In a genetic study of more than 2,000 children, scientists from the University of Michigan (U-M) and colleagues from London, France and Germany found genetic markers that dramatically increase a child's risk for asthma. These markers are located on chromosome 17, and children with this marker had higher levels of a new gene called ORMDL3 in their blood, which occurs in higher amounts in children with asthma. The presence of the disease-associated version of ORMDL3 increases the risk of asthma by 60-70 percent, the study suggests.
"In terms of an asthma gene, there have been quite a few reports but not one that can be clearly reproduced in samples," said Goncalo Abecasis, associate professor at the U-M School of Public Health. "I think eventually it will lead to new therapies because it points to a specific biological molecular pathway. Once we understand the biology and we know the players, it's possible to target with specific drugs."

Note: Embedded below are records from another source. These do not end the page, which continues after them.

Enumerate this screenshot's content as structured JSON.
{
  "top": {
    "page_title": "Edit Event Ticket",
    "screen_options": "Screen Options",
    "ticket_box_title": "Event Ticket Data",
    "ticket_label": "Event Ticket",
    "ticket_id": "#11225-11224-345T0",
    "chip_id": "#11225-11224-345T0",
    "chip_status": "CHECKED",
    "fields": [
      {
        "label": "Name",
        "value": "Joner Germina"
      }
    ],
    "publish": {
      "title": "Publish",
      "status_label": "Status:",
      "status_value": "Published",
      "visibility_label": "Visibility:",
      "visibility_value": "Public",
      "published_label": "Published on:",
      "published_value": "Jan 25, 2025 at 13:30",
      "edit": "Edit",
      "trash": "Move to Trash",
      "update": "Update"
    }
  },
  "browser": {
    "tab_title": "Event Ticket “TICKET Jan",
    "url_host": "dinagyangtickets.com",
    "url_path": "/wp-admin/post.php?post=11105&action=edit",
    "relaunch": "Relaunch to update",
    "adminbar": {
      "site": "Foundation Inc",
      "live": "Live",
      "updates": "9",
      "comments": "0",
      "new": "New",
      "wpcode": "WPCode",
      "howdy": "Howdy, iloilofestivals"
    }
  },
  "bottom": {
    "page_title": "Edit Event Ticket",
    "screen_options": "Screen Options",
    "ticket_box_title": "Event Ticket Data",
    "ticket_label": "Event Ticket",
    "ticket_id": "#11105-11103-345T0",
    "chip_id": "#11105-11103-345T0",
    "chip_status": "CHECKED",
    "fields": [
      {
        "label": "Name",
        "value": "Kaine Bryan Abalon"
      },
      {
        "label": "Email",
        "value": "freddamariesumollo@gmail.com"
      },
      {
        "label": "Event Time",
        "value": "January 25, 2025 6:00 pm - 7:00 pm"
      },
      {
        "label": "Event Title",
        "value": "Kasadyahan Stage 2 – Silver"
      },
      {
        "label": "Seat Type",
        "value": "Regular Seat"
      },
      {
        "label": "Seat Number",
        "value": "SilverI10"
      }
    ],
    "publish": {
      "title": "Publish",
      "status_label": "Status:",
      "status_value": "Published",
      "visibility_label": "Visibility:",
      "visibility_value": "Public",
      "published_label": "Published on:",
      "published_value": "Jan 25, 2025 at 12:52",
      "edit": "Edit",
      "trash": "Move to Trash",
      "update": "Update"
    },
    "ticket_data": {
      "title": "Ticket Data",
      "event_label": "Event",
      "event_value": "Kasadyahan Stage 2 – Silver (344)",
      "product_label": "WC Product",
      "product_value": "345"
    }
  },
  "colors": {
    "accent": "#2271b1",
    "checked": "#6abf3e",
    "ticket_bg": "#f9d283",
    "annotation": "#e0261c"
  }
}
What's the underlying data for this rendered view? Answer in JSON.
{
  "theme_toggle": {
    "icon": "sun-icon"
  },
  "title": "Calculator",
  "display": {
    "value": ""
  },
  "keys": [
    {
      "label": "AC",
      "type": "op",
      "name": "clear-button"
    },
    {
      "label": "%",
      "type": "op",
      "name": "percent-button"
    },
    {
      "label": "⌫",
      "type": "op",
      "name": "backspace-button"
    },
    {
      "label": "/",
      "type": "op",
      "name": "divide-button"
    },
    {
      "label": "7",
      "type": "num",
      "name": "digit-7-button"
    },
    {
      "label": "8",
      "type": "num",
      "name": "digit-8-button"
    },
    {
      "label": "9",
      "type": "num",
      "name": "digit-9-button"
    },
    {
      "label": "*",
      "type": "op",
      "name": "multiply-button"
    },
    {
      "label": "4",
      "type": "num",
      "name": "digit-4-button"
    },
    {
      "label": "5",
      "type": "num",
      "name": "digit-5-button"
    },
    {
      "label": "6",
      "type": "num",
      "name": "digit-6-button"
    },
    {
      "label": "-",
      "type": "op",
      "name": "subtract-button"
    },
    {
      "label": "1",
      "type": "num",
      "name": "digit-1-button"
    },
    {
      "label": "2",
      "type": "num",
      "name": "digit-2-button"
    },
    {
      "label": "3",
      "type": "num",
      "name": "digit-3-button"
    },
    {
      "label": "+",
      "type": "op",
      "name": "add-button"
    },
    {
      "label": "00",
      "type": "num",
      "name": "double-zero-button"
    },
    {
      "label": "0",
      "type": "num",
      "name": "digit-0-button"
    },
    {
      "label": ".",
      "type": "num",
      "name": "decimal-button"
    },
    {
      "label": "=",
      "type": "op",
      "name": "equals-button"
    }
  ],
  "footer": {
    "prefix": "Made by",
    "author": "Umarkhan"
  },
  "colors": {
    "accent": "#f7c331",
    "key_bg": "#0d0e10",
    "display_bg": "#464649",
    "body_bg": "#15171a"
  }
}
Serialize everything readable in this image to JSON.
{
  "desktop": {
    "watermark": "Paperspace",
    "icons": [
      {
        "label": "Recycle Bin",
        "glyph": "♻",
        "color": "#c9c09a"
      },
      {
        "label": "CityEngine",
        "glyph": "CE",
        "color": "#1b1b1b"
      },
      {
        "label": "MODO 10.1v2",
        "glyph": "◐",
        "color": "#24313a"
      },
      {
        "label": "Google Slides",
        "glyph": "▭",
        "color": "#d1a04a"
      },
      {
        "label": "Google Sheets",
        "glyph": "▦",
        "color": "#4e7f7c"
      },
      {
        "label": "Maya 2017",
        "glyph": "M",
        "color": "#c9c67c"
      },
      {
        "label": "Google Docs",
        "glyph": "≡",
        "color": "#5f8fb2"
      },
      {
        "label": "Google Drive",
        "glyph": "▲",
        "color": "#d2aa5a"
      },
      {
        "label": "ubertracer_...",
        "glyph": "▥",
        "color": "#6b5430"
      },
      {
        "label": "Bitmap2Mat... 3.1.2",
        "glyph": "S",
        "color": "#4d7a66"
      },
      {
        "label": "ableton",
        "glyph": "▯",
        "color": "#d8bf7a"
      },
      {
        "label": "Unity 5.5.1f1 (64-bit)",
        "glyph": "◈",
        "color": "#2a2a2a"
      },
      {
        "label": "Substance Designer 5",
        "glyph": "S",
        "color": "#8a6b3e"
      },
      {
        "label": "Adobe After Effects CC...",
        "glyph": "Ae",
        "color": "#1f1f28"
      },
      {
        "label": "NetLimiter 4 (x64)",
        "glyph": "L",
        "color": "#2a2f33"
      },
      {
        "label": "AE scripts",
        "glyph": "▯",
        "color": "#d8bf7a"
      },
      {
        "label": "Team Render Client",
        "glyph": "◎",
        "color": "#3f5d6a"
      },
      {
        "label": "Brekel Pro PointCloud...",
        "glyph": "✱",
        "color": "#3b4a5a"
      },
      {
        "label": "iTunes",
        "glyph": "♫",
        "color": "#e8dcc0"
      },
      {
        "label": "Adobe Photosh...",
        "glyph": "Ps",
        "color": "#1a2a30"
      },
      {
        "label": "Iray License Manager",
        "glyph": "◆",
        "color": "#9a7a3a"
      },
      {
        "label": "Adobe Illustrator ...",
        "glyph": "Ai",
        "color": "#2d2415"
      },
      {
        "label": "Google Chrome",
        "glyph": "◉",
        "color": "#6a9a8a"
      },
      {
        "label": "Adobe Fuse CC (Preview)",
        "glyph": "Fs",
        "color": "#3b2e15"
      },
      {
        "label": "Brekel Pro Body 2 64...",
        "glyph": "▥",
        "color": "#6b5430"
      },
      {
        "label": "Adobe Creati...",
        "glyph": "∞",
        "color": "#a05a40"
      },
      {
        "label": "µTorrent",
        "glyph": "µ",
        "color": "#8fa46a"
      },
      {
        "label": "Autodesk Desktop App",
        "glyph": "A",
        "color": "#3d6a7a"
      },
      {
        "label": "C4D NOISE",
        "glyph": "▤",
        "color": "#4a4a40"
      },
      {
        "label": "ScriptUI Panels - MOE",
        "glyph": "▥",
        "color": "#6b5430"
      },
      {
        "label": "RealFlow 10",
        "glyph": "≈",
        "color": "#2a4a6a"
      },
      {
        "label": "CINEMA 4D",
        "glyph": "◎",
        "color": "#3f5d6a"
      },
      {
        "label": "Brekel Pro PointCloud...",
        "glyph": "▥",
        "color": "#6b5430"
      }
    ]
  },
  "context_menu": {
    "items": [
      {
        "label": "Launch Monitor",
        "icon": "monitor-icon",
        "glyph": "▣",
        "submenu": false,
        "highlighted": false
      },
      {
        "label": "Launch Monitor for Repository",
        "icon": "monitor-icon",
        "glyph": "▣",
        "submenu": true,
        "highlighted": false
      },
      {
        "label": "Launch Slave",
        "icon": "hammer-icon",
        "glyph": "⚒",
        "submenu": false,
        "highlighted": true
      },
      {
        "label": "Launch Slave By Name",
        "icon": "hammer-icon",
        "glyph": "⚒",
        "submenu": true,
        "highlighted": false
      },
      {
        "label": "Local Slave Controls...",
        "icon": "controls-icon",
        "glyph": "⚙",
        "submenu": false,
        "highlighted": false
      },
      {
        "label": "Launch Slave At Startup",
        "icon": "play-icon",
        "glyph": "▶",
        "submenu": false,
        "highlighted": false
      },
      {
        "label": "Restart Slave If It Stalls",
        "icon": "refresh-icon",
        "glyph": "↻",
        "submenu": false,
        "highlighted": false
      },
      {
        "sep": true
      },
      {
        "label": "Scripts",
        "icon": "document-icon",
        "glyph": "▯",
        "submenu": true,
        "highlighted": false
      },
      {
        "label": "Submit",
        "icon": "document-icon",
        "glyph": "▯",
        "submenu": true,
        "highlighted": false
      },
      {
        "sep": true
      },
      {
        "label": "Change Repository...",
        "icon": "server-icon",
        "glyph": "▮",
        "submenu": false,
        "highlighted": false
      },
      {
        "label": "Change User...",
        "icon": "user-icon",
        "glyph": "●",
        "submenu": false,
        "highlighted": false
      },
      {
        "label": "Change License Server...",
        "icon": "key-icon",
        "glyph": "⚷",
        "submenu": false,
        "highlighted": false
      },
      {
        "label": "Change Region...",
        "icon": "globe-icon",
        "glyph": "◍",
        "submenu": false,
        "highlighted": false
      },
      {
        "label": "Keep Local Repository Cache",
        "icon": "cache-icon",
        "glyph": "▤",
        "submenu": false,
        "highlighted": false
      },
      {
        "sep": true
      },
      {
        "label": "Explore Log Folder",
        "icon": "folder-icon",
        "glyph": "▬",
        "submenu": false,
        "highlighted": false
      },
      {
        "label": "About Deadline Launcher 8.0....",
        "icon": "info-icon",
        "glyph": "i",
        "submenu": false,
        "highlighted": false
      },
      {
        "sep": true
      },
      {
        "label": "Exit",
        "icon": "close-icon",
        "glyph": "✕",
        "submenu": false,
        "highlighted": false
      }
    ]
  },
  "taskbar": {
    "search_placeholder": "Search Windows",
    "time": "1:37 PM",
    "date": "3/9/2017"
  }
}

Childhood asthma treatments are heavily focused on allergic responses, since most children with asthma also have many allergies. The discovery of a so-called 'asthma gene' would provide a new set of mechanisms to try and modify and manage childhood asthma, Abecasis said.
"Before we finished the paper, we would have guessed (ORMDL3) would be a gene with a well-understood role in allergic responses, but that is not what we found," said Abecasis, noting that the gene has no known relation to allergic responses. Asthma, a complex disease caused by a combination of genetic and environmental factors, is the most common chronic disease of childhood. Asthma occurs in 7-10 percent of children in the United States and one child in seven in the United Kingdom.
MEDICA.de; Source: University of Michigan